The Virgin's House and other Architectural Narratives in Renaissance Marian Painting
A collaboration with the University of York, this project investigates the fictive architecture that surrounds and encases the Virgin Mary in Italian Renaissance paintings.
It will clarify the ways in which large-scale three-dimensional architecture is compressed and encountered in two-dimensional painting and relief sculpture, as well as furthering understanding of the cult of the Virgin's House in the context of the study of sacred representation and visualisation.
The project is supervised by Dr Amanda Lillie of the Department of History of Art at the University of York and by Dr Caroline Campbell at the National Gallery.
Outcomes of the studentship
The doctoral student will work at the Gallery for regular periods during their three-year projects. The Gallery’s public will benefit from this collaborative projects through talks, exhibitions and website features.

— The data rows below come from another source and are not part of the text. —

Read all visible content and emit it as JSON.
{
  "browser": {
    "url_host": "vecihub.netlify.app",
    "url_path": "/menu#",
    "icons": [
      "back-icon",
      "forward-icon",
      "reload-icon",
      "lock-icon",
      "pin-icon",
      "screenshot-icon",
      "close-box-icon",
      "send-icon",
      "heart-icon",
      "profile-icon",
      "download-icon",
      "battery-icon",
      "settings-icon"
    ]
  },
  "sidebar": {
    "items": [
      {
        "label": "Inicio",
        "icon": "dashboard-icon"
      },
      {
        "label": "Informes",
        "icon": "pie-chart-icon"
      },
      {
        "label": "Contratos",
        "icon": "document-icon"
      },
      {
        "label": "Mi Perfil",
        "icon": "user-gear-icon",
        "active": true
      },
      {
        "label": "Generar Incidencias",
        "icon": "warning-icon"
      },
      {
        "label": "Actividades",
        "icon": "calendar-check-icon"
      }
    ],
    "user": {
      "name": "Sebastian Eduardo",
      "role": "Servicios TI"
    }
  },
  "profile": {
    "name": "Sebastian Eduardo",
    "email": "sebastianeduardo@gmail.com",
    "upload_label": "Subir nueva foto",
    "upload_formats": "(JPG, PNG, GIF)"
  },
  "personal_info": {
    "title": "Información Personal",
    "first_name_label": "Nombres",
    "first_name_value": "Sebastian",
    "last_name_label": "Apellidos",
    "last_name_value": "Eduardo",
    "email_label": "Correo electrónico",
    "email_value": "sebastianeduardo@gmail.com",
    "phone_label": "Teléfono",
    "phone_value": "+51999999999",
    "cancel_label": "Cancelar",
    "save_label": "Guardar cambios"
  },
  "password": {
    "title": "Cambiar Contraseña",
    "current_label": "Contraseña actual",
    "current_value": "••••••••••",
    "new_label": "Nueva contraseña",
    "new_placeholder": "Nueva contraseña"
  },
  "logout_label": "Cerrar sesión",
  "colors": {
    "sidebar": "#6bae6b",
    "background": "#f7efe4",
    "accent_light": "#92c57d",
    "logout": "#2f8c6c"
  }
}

About the Collaborative Doctoral Awards
The National Gallery offers a small number of Collaborative Doctoral Awards, funded by the Arts and Humanities Research Council (AHRC) and run in partnership with higher education institutions. These studentships focus on specific themes relevant to the Gallery's collection and wider research themes.
Image above: Detail from Duccio, The Annunciation, 1307/8-11